Directions: Within the material that follows, how many lines include the string "Образовании"? Answer with the number and nothing more.

[[ Extracted data open ]]

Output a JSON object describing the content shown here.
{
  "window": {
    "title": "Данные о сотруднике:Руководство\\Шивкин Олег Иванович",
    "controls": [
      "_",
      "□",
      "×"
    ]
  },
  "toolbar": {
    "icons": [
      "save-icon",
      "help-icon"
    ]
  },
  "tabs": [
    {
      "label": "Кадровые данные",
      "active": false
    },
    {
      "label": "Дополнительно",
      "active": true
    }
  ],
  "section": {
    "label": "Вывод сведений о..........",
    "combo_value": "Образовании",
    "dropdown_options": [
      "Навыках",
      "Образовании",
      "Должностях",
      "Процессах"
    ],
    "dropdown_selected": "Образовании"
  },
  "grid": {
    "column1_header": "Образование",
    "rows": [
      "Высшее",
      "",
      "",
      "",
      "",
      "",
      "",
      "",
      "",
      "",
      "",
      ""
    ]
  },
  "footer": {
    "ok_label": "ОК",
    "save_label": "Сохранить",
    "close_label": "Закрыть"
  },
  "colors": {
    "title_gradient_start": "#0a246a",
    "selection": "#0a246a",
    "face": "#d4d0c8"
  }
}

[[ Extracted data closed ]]

Output for this task: 3